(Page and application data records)
══════

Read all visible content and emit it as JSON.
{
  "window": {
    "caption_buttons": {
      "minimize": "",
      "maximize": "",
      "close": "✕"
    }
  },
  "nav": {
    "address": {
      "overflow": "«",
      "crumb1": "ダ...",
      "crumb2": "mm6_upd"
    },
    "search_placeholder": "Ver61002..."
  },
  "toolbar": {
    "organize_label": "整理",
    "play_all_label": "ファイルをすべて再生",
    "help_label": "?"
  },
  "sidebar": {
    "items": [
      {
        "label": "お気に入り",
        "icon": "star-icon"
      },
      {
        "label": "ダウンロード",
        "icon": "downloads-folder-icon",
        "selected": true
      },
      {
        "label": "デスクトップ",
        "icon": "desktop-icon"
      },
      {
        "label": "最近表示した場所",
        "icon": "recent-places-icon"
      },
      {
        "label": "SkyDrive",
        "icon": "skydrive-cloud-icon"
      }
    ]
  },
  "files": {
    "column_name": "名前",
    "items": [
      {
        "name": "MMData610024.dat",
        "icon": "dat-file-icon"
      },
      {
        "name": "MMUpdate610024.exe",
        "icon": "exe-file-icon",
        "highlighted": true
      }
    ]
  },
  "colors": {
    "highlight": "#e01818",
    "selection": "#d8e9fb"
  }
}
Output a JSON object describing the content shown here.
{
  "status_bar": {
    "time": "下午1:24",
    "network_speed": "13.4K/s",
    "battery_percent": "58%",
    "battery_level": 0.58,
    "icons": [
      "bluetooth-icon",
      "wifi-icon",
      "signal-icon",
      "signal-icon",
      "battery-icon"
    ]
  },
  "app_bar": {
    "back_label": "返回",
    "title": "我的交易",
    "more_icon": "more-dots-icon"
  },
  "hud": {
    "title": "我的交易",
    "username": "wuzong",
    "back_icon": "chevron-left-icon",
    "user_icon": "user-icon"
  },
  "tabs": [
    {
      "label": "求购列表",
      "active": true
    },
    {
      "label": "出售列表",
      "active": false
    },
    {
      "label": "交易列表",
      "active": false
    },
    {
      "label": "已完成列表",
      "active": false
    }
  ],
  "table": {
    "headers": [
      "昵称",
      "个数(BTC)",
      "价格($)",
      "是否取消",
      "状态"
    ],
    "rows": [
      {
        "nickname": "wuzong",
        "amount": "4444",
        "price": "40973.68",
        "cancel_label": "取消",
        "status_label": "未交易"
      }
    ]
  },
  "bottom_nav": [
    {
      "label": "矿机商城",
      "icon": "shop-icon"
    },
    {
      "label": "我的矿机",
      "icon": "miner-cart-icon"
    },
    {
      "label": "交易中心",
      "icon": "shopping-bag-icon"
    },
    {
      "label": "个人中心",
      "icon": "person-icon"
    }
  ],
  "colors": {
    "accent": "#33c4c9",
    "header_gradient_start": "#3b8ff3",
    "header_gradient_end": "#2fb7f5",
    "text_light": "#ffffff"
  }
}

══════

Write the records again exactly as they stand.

## EXERCISE RESULT
Read all visible content and emit it as JSON.
{
  "window": {
    "caption_buttons": {
      "minimize": "",
      "maximize": "",
      "close": "✕"
    }
  },
  "nav": {
    "address": {
      "overflow": "«",
      "crumb1": "ダ...",
      "crumb2": "mm6_upd"
    },
    "search_placeholder": "Ver61002..."
  },
  "toolbar": {
    "organize_label": "整理",
    "play_all_label": "ファイルをすべて再生",
    "help_label": "?"
  },
  "sidebar": {
    "items": [
      {
        "label": "お気に入り",
        "icon": "star-icon"
      },
      {
        "label": "ダウンロード",
        "icon": "downloads-folder-icon",
        "selected": true
      },
      {
        "label": "デスクトップ",
        "icon": "desktop-icon"
      },
      {
        "label": "最近表示した場所",
        "icon": "recent-places-icon"
      },
      {
        "label": "SkyDrive",
        "icon": "skydrive-cloud-icon"
      }
    ]
  },
  "files": {
    "column_name": "名前",
    "items": [
      {
        "name": "MMData610024.dat",
        "icon": "dat-file-icon"
      },
      {
        "name": "MMUpdate610024.exe",
        "icon": "exe-file-icon",
        "highlighted": true
      }
    ]
  },
  "colors": {
    "highlight": "#e01818",
    "selection": "#d8e9fb"
  }
}
Output a JSON object describing the content shown here.
{
  "status_bar": {
    "time": "下午1:24",
    "network_speed": "13.4K/s",
    "battery_percent": "58%",
    "battery_level": 0.58,
    "icons": [
      "bluetooth-icon",
      "wifi-icon",
      "signal-icon",
      "signal-icon",
      "battery-icon"
    ]
  },
  "app_bar": {
    "back_label": "返回",
    "title": "我的交易",
    "more_icon": "more-dots-icon"
  },
  "hud": {
    "title": "我的交易",
    "username": "wuzong",
    "back_icon": "chevron-left-icon",
    "user_icon": "user-icon"
  },
  "tabs": [
    {
      "label": "求购列表",
      "active": true
    },
    {
      "label": "出售列表",
      "active": false
    },
    {
      "label": "交易列表",
      "active": false
    },
    {
      "label": "已完成列表",
      "active": false
    }
  ],
  "table": {
    "headers": [
      "昵称",
      "个数(BTC)",
      "价格($)",
      "是否取消",
      "状态"
    ],
    "rows": [
      {
        "nickname": "wuzong",
        "amount": "4444",
        "price": "40973.68",
        "cancel_label": "取消",
        "status_label": "未交易"
      }
    ]
  },
  "bottom_nav": [
    {
      "label": "矿机商城",
      "icon": "shop-icon"
    },
    {
      "label": "我的矿机",
      "icon": "miner-cart-icon"
    },
    {
      "label": "交易中心",
      "icon": "shopping-bag-icon"
    },
    {
      "label": "个人中心",
      "icon": "person-icon"
    }
  ],
  "colors": {
    "accent": "#33c4c9",
    "header_gradient_start": "#3b8ff3",
    "header_gradient_end": "#2fb7f5",
    "text_light": "#ffffff"
  }
}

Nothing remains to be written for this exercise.